Often, U.S. citizens who move to Canada are shareholders of U.S. S Corporations. This can potentially create double tax problems.
Under Canadian tax law, the S Corporation is just like any other foreign corporation. Dividends received are generally fully taxable. In addition, if the S Corporation is a “controlled foreign affiliate”, the shareholder can be taxable on his or her share of underlying investment income and capital gains under Canada’s “foreign accrual property income” (“FAPI”) rules.
Double taxation can arise because of the fact that Canada will generally only grant limited foreign tax credit relief for the U.S. taxes paid by the shareholder on the S Corporation income. This relief is generally limited to 15% of any dividends received. In addition, the tax paid by the shareholder will not be treated as a “foreign accrual tax” for the purposes of the FAPI rules. In a simple situation, undistributed investment income earned by the S corporation can be taxed in the hands of the Canadian resident shareholder by both Canada and the U.S. with very limited ability to avoid double taxation.
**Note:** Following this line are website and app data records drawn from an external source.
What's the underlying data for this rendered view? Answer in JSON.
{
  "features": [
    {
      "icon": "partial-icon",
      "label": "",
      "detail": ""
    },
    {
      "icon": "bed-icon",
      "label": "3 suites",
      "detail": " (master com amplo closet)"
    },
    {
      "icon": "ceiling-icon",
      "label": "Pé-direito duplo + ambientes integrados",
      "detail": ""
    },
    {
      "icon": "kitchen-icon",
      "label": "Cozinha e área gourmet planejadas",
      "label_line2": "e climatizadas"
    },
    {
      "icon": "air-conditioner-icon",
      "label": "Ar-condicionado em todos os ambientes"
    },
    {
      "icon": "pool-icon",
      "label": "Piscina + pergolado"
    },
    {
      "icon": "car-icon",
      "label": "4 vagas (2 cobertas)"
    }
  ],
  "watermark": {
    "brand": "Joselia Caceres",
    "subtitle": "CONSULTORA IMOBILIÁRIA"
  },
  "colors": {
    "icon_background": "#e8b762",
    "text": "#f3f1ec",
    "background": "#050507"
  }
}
However, there is a little-known provision in the Canada-U.S. Tax Convention that can come to the rescue in such situations. Article XXIX(5) states as follows:
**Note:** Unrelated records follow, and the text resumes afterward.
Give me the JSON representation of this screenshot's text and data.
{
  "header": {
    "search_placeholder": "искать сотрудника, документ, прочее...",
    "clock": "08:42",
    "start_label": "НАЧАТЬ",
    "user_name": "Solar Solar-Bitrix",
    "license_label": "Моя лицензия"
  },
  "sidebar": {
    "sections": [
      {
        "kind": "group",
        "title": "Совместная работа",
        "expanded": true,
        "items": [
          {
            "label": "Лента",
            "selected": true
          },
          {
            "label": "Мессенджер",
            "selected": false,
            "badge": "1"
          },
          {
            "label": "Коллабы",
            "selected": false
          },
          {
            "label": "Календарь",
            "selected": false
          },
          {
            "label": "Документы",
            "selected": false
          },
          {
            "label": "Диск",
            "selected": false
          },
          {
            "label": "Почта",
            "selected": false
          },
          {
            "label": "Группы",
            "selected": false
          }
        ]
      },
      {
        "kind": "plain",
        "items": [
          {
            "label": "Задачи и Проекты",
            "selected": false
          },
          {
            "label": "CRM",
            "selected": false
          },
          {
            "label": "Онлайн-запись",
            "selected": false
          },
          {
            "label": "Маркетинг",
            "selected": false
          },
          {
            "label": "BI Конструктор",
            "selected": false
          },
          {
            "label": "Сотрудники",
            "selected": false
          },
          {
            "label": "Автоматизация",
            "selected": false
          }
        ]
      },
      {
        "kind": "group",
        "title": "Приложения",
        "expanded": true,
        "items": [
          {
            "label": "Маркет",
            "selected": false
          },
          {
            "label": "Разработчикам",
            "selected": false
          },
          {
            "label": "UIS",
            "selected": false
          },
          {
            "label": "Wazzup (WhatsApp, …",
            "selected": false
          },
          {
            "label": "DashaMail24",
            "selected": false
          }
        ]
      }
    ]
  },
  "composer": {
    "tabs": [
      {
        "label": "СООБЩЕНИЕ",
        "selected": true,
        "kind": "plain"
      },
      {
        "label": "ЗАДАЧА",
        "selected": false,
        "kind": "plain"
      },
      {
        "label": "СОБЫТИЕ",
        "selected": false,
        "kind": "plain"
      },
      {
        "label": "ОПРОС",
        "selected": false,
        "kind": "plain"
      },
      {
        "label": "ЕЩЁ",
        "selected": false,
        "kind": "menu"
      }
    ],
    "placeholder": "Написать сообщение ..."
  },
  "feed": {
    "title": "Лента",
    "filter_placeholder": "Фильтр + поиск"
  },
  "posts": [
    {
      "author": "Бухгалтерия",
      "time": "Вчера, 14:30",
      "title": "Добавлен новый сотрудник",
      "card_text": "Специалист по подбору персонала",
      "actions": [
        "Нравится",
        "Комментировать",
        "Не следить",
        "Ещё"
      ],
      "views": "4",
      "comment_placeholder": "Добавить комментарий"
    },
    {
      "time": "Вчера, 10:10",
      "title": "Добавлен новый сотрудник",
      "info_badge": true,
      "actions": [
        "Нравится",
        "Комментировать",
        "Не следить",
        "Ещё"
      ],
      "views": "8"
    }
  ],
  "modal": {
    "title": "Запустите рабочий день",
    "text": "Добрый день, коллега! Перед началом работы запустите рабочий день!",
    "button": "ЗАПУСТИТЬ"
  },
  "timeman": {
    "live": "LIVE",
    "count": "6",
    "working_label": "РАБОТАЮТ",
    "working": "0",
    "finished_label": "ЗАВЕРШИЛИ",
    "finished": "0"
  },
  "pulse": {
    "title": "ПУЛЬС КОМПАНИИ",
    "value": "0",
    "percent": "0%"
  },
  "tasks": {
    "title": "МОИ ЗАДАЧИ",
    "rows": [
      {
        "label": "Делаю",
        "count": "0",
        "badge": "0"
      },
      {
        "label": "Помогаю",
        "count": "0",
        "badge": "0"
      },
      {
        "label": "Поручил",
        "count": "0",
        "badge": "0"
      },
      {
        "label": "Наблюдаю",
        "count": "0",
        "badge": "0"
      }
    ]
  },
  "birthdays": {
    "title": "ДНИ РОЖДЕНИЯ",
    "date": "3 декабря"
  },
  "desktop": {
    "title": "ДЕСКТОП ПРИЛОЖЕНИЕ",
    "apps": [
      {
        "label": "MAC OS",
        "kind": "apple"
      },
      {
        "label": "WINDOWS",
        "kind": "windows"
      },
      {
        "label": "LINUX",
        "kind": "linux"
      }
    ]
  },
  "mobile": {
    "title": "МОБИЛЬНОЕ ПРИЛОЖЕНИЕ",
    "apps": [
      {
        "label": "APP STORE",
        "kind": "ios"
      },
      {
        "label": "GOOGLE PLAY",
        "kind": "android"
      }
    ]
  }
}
“Where a person who is a resident of Canada and a shareholder of a United States S corporation requests the competent authority of Canada to do so, the competent authority may agree, subject to terms and conditions satisfactory to such competent authority, to apply the following rules for the purposes of taxation in Canada with respect to the period during which the agreement is effective:
(a) The corporation shall be deemed to be a controlled foreign affiliate of the person;
(b) All the income of the corporation shall be deemed to be foreign accrual property income;
(c) For the purposes of subsection 20(11) of the Income Tax Act, the amount of the corporation’s income that is included in the person’s income shall be deemed not to be income from a property; and
(d) Each dividend paid to the person on a share of the capital stock of the corporation shall be excluded from the person’s income and shall be deducted in computing the adjusted cost base to the person of the share.”
If a Canadian resident successfully applies to the Canada Revenue Agency to have this special rule apply, the end result should be that double tax will be avoided. The applicable share of the S Corporation’s income will be included in income for Canadian tax purposes, and a full foreign tax credit should be allowed. Distribution of dividends will not be taxable, but will be treated as a reduction of cost base, which should be offset by the increase in cost base that will occur as the result of the income inclusion.
Subscribe to TaxConnections Blog
Enter your email address to subscribe to this blog and receive notifications of new posts by email.